Exercise description: Return the data below in full and exactly, except that the pictures are dropped.

+===+

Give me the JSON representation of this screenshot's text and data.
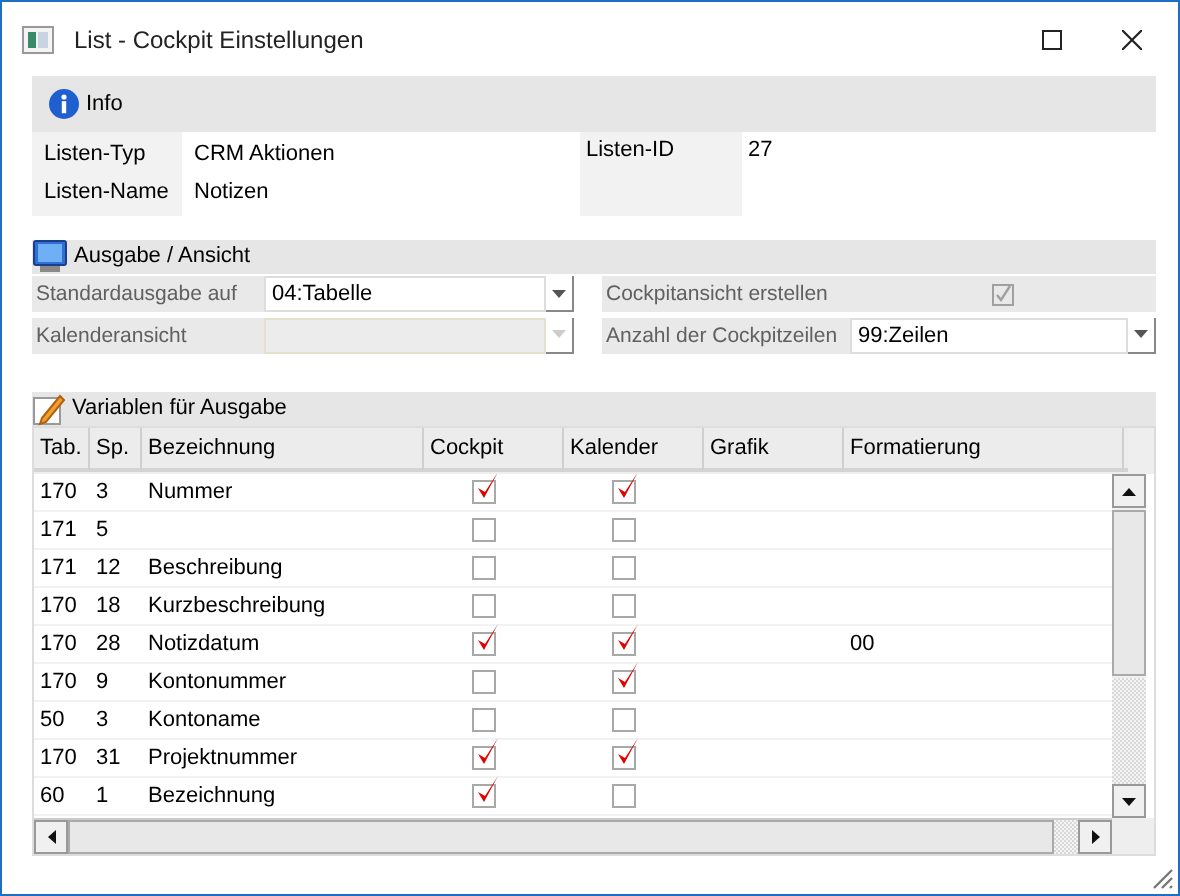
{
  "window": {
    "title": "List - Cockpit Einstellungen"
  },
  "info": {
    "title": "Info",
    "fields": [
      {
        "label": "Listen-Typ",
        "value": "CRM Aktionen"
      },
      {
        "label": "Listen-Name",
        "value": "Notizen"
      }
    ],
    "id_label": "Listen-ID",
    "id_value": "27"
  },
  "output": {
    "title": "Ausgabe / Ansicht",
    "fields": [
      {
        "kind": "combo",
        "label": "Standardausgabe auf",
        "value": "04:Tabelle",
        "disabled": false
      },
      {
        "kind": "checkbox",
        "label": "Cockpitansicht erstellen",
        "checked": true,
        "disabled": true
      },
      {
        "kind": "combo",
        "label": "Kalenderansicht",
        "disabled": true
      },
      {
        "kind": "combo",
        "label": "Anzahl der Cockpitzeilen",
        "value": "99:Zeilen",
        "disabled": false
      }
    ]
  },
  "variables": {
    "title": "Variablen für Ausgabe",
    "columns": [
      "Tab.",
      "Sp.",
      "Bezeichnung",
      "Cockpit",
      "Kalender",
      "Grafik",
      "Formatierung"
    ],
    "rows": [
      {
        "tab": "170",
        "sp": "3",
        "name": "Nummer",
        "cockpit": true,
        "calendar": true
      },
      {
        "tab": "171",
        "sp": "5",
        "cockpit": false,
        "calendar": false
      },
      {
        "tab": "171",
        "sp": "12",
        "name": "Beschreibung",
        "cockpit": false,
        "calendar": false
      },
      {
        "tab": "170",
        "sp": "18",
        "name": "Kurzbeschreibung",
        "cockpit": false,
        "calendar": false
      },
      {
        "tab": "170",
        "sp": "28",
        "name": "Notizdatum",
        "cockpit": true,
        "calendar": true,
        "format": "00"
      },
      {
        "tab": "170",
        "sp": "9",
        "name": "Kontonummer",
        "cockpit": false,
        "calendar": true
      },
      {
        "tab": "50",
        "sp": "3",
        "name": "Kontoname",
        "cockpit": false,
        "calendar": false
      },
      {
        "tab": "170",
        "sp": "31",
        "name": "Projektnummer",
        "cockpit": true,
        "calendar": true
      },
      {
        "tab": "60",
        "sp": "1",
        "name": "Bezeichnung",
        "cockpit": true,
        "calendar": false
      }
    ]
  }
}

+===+

Expected answer:
Give me the JSON representation of this screenshot's text and data.
{
  "window": {
    "title": "List - Cockpit Einstellungen"
  },
  "info": {
    "title": "Info",
    "fields": [
      {
        "label": "Listen-Typ",
        "value": "CRM Aktionen"
      },
      {
        "label": "Listen-Name",
        "value": "Notizen"
      }
    ],
    "id_label": "Listen-ID",
    "id_value": "27"
  },
  "output": {
    "title": "Ausgabe / Ansicht",
    "fields": [
      {
        "kind": "combo",
        "label": "Standardausgabe auf",
        "value": "04:Tabelle",
        "disabled": false
      },
      {
        "kind": "checkbox",
        "label": "Cockpitansicht erstellen",
        "checked": true,
        "disabled": true
      },
      {
        "kind": "combo",
        "label": "Kalenderansicht",
        "disabled": true
      },
      {
        "kind": "combo",
        "label": "Anzahl der Cockpitzeilen",
        "value": "99:Zeilen",
        "disabled": false
      }
    ]
  },
  "variables": {
    "title": "Variablen für Ausgabe",
    "columns": [
      "Tab.",
      "Sp.",
      "Bezeichnung",
      "Cockpit",
      "Kalender",
      "Grafik",
      "Formatierung"
    ],
    "rows": [
      {
        "tab": "170",
        "sp": "3",
        "name": "Nummer",
        "cockpit": true,
        "calendar": true
      },
      {
        "tab": "171",
        "sp": "5",
        "cockpit": false,
        "calendar": false
      },
      {
        "tab": "171",
        "sp": "12",
        "name": "Beschreibung",
        "cockpit": false,
        "calendar": false
      },
      {
        "tab": "170",
        "sp": "18",
        "name": "Kurzbeschreibung",
        "cockpit": false,
        "calendar": false
      },
      {
        "tab": "170",
        "sp": "28",
        "name": "Notizdatum",
        "cockpit": true,
        "calendar": true,
        "format": "00"
      },
      {
        "tab": "170",
        "sp": "9",
        "name": "Kontonummer",
        "cockpit": false,
        "calendar": true
      },
      {
        "tab": "50",
        "sp": "3",
        "name": "Kontoname",
        "cockpit": false,
        "calendar": false
      },
      {
        "tab": "170",
        "sp": "31",
        "name": "Projektnummer",
        "cockpit": true,
        "calendar": true
      },
      {
        "tab": "60",
        "sp": "1",
        "name": "Bezeichnung",
        "cockpit": true,
        "calendar": false
      }
    ]
  }
}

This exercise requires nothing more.